“Another big picture problem between U.S. and the Islamic world relations since 9/11 is how to gather traction over the Palestine-Israeli conflict. Then two state frameworks was officially accepted during the last administration for the first time, but the Obama administration is facing the same challenge as the Bush administration did [finding the venue]. This conflict is a very central problem. The U.S. actually has much less leverage over Israel then the Islamic world would like to believe. There is big political constrain in Washington on the administration etc. Though this is something we need to keep working on."
Turkey’s Arab Awakening Policy
"Turkey is a rising power in the Middle East and it is really important for U.S. to cooperate with Turkey on many issues. Turkey just needs to learn how to deal with all these different policy matters at the same time. Arab Spring, just like the U.S., created many dilemmas for Turkey as well."
"Unfortunate reality is that it is increasingly the belief that Turkey’s potential accession to the European Union is not going to happen. Turkey is a crossroad country, economically dynamic, has strong trade ties with EU countries and U.S., and would have been much happier if the EU were to be more favorable towards Turkish accession. It is not our ability to make it happen."
Arab Spring Quo Vadis?
"I think that Arab Spring has net positive effects. I think in Egypt and Tunisia, where they are going is a more democratic and open political system over time. Morocco is also heading that direction. I think the Arab Spring has substantial impact on many states. Though there will not be any kind of unified transition across the region all at the same time. It will be much slower in the Gulf countries for instance," explained Gordon.
Speaking with Michele Flournoy
I was invited to participate an off the record meeting that Under Secretary of Defense for Policy Michele Flournoy conducted on Thursday morning with about two dozens of prominent national security experts. Flournoy was in Pakistan on Monday for periodic U.S.-Pakistan security consultations when she learned of bin Laden’s death and conveyed U.S.' tough messages to the Pakistani counterparts first hand.
From the conversation it appeared that U.S. doesn’t have any immediate, sharp policy change in Afghanistan or Pakistan following the killing. After closed meeting, Flournoy happened to share the first on-the-record comments from the Defense Department after bin Laden’s death with a few press participants after the event.

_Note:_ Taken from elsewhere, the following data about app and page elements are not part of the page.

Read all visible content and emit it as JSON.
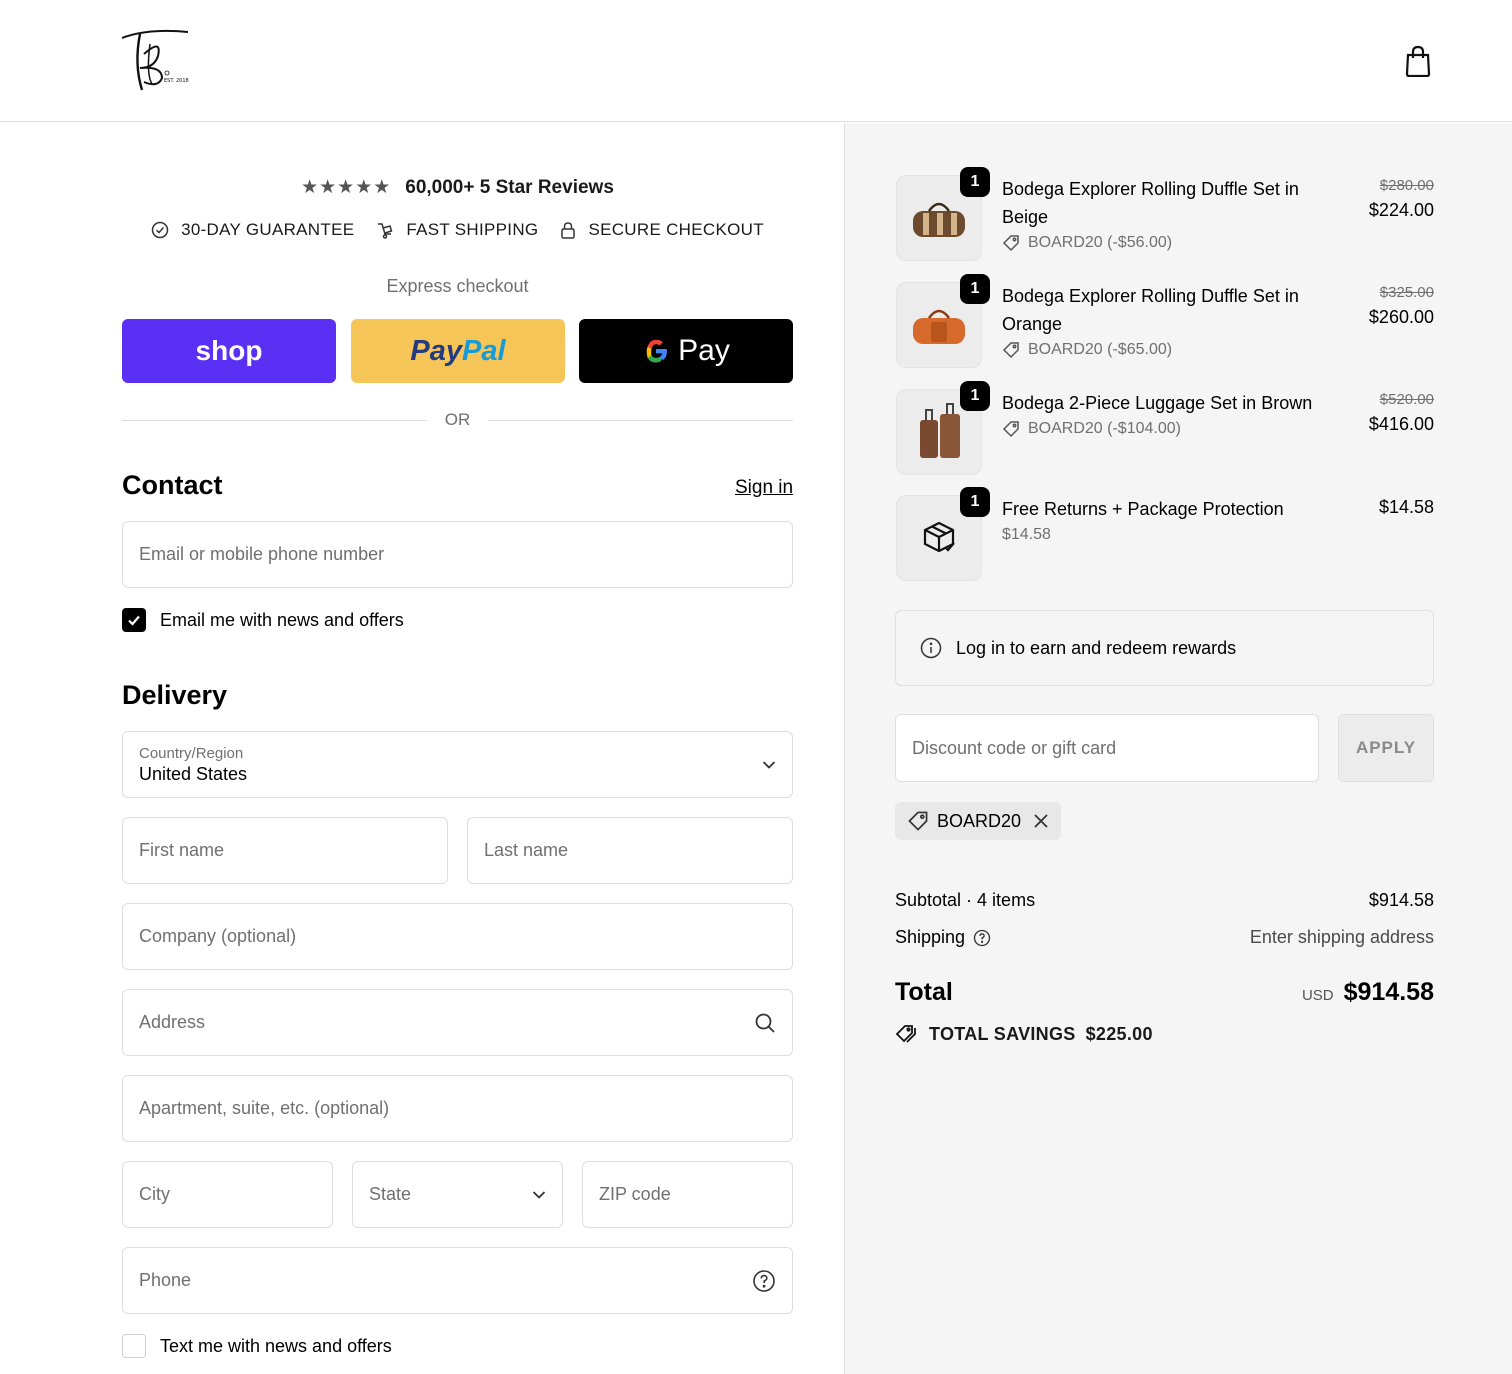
{
  "header": {
    "logo_alt": "TB EST. 2018",
    "cart_icon": "shopping-bag-icon"
  },
  "reviews": {
    "stars": "★★★★★",
    "text": "60,000+ 5 Star Reviews"
  },
  "trust": [
    {
      "icon": "check-circle-icon",
      "label": "30-DAY GUARANTEE"
    },
    {
      "icon": "shipping-icon",
      "label": "FAST SHIPPING"
    },
    {
      "icon": "lock-icon",
      "label": "SECURE CHECKOUT"
    }
  ],
  "express": {
    "title": "Express checkout",
    "shop_label": "shop",
    "paypal_label_1": "Pay",
    "paypal_label_2": "Pal",
    "gpay_label": "Pay",
    "or": "OR"
  },
  "contact": {
    "title": "Contact",
    "signin": "Sign in",
    "email_placeholder": "Email or mobile phone number",
    "email_news_label": "Email me with news and offers",
    "email_news_checked": true
  },
  "delivery": {
    "title": "Delivery",
    "country_label": "Country/Region",
    "country_value": "United States",
    "first_name": "First name",
    "last_name": "Last name",
    "company": "Company (optional)",
    "address": "Address",
    "apartment": "Apartment, suite, etc. (optional)",
    "city": "City",
    "state": "State",
    "zip": "ZIP code",
    "phone": "Phone",
    "text_news_label": "Text me with news and offers",
    "text_news_checked": false
  },
  "cart": {
    "items": [
      {
        "qty": "1",
        "name": "Bodega Explorer Rolling Duffle Set in Beige",
        "discount": "BOARD20 (-$56.00)",
        "old_price": "$280.00",
        "price": "$224.00"
      },
      {
        "qty": "1",
        "name": "Bodega Explorer Rolling Duffle Set in Orange",
        "discount": "BOARD20 (-$65.00)",
        "old_price": "$325.00",
        "price": "$260.00"
      },
      {
        "qty": "1",
        "name": "Bodega 2-Piece Luggage Set in Brown",
        "discount": "BOARD20 (-$104.00)",
        "old_price": "$520.00",
        "price": "$416.00"
      },
      {
        "qty": "1",
        "name": "Free Returns + Package Protection",
        "sub": "$14.58",
        "price": "$14.58"
      }
    ],
    "rewards": "Log in to earn and redeem rewards",
    "discount_placeholder": "Discount code or gift card",
    "apply": "APPLY",
    "applied_code": "BOARD20",
    "subtotal_label": "Subtotal · 4 items",
    "subtotal_value": "$914.58",
    "shipping_label": "Shipping",
    "shipping_value": "Enter shipping address",
    "total_label": "Total",
    "currency": "USD",
    "total_value": "$914.58",
    "savings_label": "TOTAL SAVINGS",
    "savings_value": "$225.00"
  }
}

Flourney said they expect to see more “concrete” and “undeniable” cooperation from Pakistan and added that they do not have “definitive” evidence that Pakistanis knew Laden was indeed hiding there.
While answering my insistent questions about releasing the photos of Laden, Flourney said “there is no one credible doubting bin Laden’s death.” When I disputed her account and argued that the problem is seriously being discussed in Muslim countries, including Turkey, Flournoy said, “in time [death] will become undeniably apparent. Al-Qaeda also will make changes in its leadership structure to reflect that truth. The same people, who doubt whether he is dead today, will probably look at any photo and doubt its authenticity.”
There is indeed overwhelming evidence that bin Laden is dead. However, the U.S. administration has obligation to release photos for the public to know and see. Not that it would be any more convincing for conspiracy theorists, but still, let's face it, the U.S. also has its own credibility problems, following especially the on-going revelations of the Cablegate saga and many other events of the last decade.
|Guest - Abdullah Mutlu |